“The decarbonization process is a unique opportunity to support important industrial sectors of our economy and reduce our dependence on foreign countries. A realistic goal provided that the entire value chain is innovated, in a sustainable sense.”
Actually, Europe overall is responsible for only 14% of the global production of the 17 strategic components for the major clean technologies: this number absolutely must be increased to close the gap with China, which clearly dominates on its own, with an average of 65% of the world share.
Another element that emerges has to do with the production of solar panels and batteries, which in Italy and the EU involves significantly higher costs than in China due to a variety of factors, including higher initial investment figures, longer factory construction times (up to 1.7 times), and higher energy costs (+ 45%). In addition, there is a lack of specialization in the early stages of the manufacturing chain, including the extraction and refining of raw materials.
Opportunities for Europe
Europe has significant growth levers able to transform these obstacles into wide-ranging opportunities and advantages. Through the effective and intelligent use of funding, the promotion of environmentally and socially sustainable production processes, an increase in recycling, and by coming up with solutions to become a dominant player on the technological front, the European Union and member states could aim to cover, by 2030, more than 50% of the demand for photovoltaic panels, around 90% of the demand for batteries, and more than 60% of the demand for heat pumps. This would allow the EU to meet the targets set by the Net Zero Industry Act (NZIA).

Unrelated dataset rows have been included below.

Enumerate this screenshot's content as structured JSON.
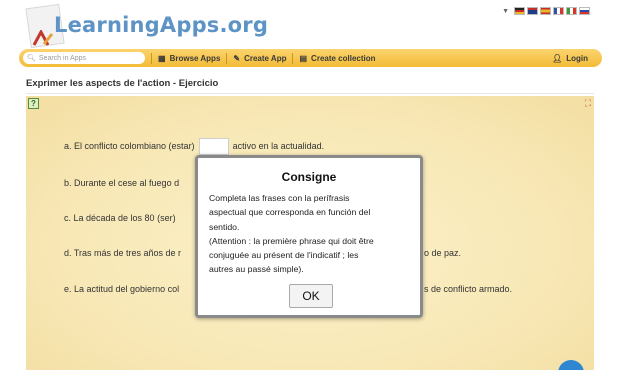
{
  "header": {
    "logo_text": "LearningApps.org",
    "languages": [
      {
        "name": "German",
        "color": "#d7a321"
      },
      {
        "name": "English",
        "color": "#3c4f96"
      },
      {
        "name": "Spanish",
        "color": "#d8352b"
      },
      {
        "name": "French",
        "color": "#2f54a6"
      },
      {
        "name": "Italian",
        "color": "#3d9a3a"
      },
      {
        "name": "Russian",
        "color": "#2d4aa8"
      }
    ]
  },
  "nav": {
    "search_placeholder": "Search in Apps",
    "browse": "Browse Apps",
    "create": "Create App",
    "collection": "Create collection",
    "login": "Login"
  },
  "page": {
    "title": "Exprimer les aspects de l'action - Ejercicio"
  },
  "exercise": {
    "q_a_before": "a. El conflicto colombiano (estar)",
    "q_a_after": "activo en la actualidad.",
    "q_b": "b. Durante el cese al fuego d",
    "q_c": "c. La década de los 80 (ser)",
    "q_d_left": "d. Tras más de tres años de r",
    "q_d_right": "o de paz.",
    "q_e_left": "e. La actitud del gobierno col",
    "q_e_right": "s de conflicto armado."
  },
  "modal": {
    "title": "Consigne",
    "body": "Completa las frases con la perífrasis\naspectual que corresponda en función del\nsentido.\n(Attention : la première phrase qui doit être\nconjuguée au présent de l'indicatif ; les\nautres au passé simple).",
    "ok_label": "OK"
  },
  "colors": {
    "nav_bar": "#f5c24a",
    "logo_text": "#5e93c6",
    "exercise_bg": "#f8e8b6",
    "fab": "#2f86d1"
  }
}
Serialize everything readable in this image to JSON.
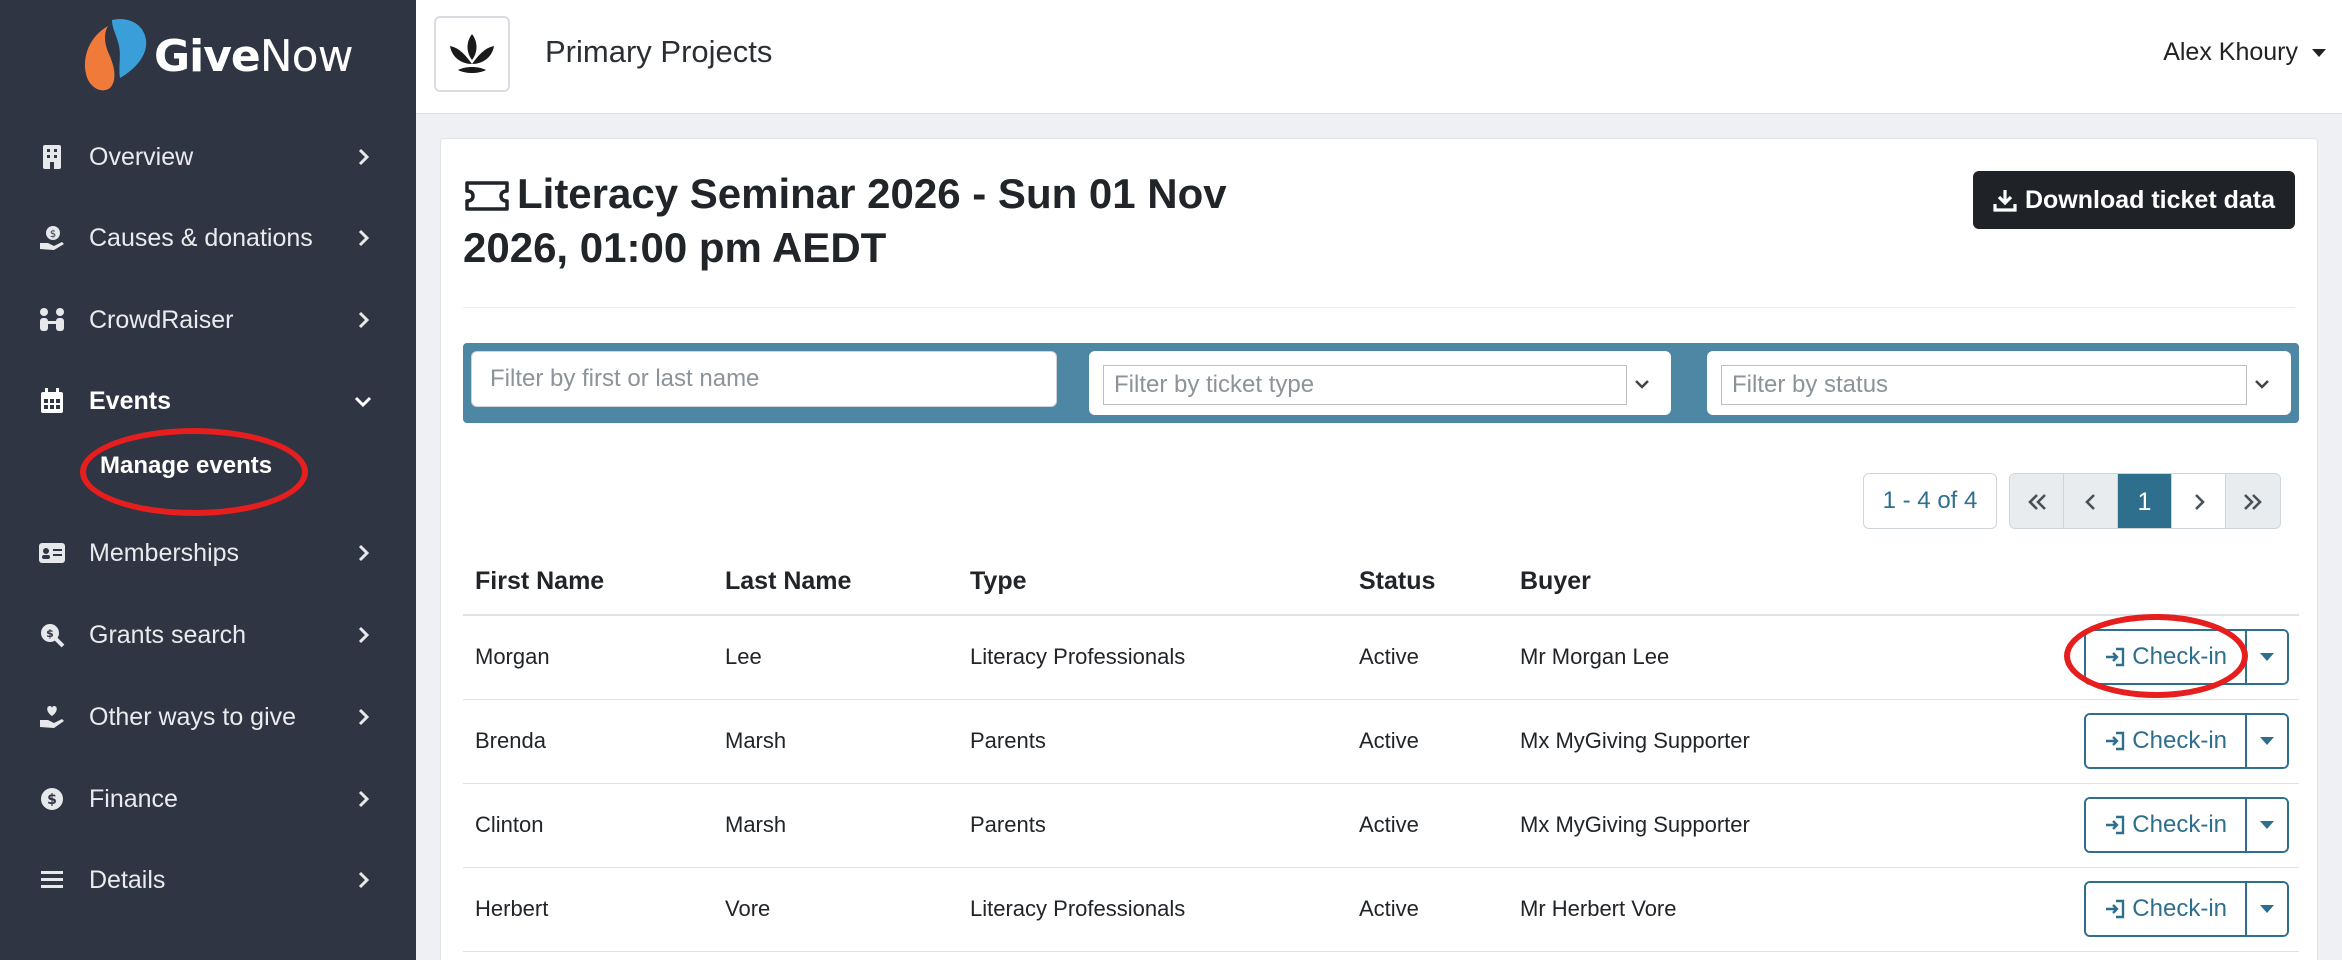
{
  "brand": {
    "logo_bold": "Give",
    "logo_light": "Now"
  },
  "sidebar": {
    "items": [
      {
        "label": "Overview",
        "icon": "building-icon"
      },
      {
        "label": "Causes & donations",
        "icon": "donation-hand-icon"
      },
      {
        "label": "CrowdRaiser",
        "icon": "people-icon"
      },
      {
        "label": "Events",
        "icon": "calendar-icon",
        "active": true
      },
      {
        "label": "Memberships",
        "icon": "id-card-icon"
      },
      {
        "label": "Grants search",
        "icon": "search-dollar-icon"
      },
      {
        "label": "Other ways to give",
        "icon": "hand-heart-icon"
      },
      {
        "label": "Finance",
        "icon": "dollar-circle-icon"
      },
      {
        "label": "Details",
        "icon": "list-icon"
      }
    ],
    "subitem": "Manage events"
  },
  "header": {
    "org_name": "Primary Projects",
    "user_name": "Alex Khoury"
  },
  "page": {
    "title": "Literacy Seminar 2026 - Sun 01 Nov 2026, 01:00 pm AEDT",
    "download_label": "Download ticket data"
  },
  "filters": {
    "name_placeholder": "Filter by first or last name",
    "ticket_type_placeholder": "Filter by ticket type",
    "status_placeholder": "Filter by status"
  },
  "pagination": {
    "range": "1 - 4 of 4",
    "current_page": "1"
  },
  "table": {
    "columns": [
      "First Name",
      "Last Name",
      "Type",
      "Status",
      "Buyer"
    ],
    "rows": [
      {
        "first": "Morgan",
        "last": "Lee",
        "type": "Literacy Professionals",
        "status": "Active",
        "buyer": "Mr Morgan Lee"
      },
      {
        "first": "Brenda",
        "last": "Marsh",
        "type": "Parents",
        "status": "Active",
        "buyer": "Mx MyGiving Supporter"
      },
      {
        "first": "Clinton",
        "last": "Marsh",
        "type": "Parents",
        "status": "Active",
        "buyer": "Mx MyGiving Supporter"
      },
      {
        "first": "Herbert",
        "last": "Vore",
        "type": "Literacy Professionals",
        "status": "Active",
        "buyer": "Mr Herbert Vore"
      }
    ],
    "action_label": "Check-in"
  },
  "colors": {
    "sidebar": "#2f3542",
    "accent": "#2f6f8e",
    "filter_bar": "#4e87a3",
    "highlight": "#e61e1e",
    "logo_orange": "#f07a3a",
    "logo_blue": "#3a9fd8"
  }
}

“A key role is attributed to industrial sectors that encourage the spread of renewable energy, such as photovoltaics, heat pumps and storage systems. The study shows that accelerating the implementation of these technologies and doing so through the development of European supply chains, reduces dependence on foreign suppliers and provides environmental, social and economic benefits for people and businesses.”
According to the report, to effectively implement the sustainable development of the European “green” industry, there needs to be a structural effort backed up by investments and financial instruments, along with better coordination of research activities, which today are too fragmented throughout the continent. The principles of the circular economy also need to be fully integrated throughout the industrial production chain, which needs to be able to make the most of recycling and the use of green technologies. This would offer a competitive advantage in socio-economic and environmental terms that would give European industry a leading role on the global market.
These ambitious aims open up new opportunities for economic growth and geopolitical security. According to the report, the success of decarbonization and the strengthening of industrial supply chains could lead to an economic return of up to approximately 640 billion euros by 2030, while at the same time creating new jobs and long-term value, and reducing energy and technological dependency on outside countries. This would also have a large impact on the costs for end consumers, a crucial issue considering the great geopolitical uncertainties resulting from the conflict in the Ukraine.
Advantages for Italy
For Italy, the transition toward new economic and energy models can serve as a driver of economic growth, bringing long-term benefits to both businesses and citizens.
When it comes to technologies for producing energy, the largest increase in installed capacity in Europe is expected for photovoltaics, the cheapest of the available generation technologies; between 2021 and 2030, Italy is expected to see an increase of 58 GW for solar compared to 25 GW for wind power.
Batteries and storage systems – which are essential for the market penetration of renewables, the deployment of electric vehicles, and changes in electricity demand patterns – are another strategic sector. In this area, Italy is expected to grow by between 60 and 106 GWh (20 to 30 times more than the current 3.35 GWh).
Electric heat pumps powered by renewables – the most effective way to efficiently decarbonize heating and cooling in buildings – are also expected to become more popular in Italy, with a predicted increase of 10 million units, from 1.6 million in 2020 to 11.6 million in 2030.
Thus, as the study shows, Europe and Italy have the necessary means to meet these objectives, expanding upon and improving the many initiatives that have already been introduced, to make the most of the wide-ranging, lasting opportunities that can be found along the path of transition and decarbonization.
Download the executive summary of the study “Energy transition strategic supply chains. Industrial roadmap for Europe and Italy”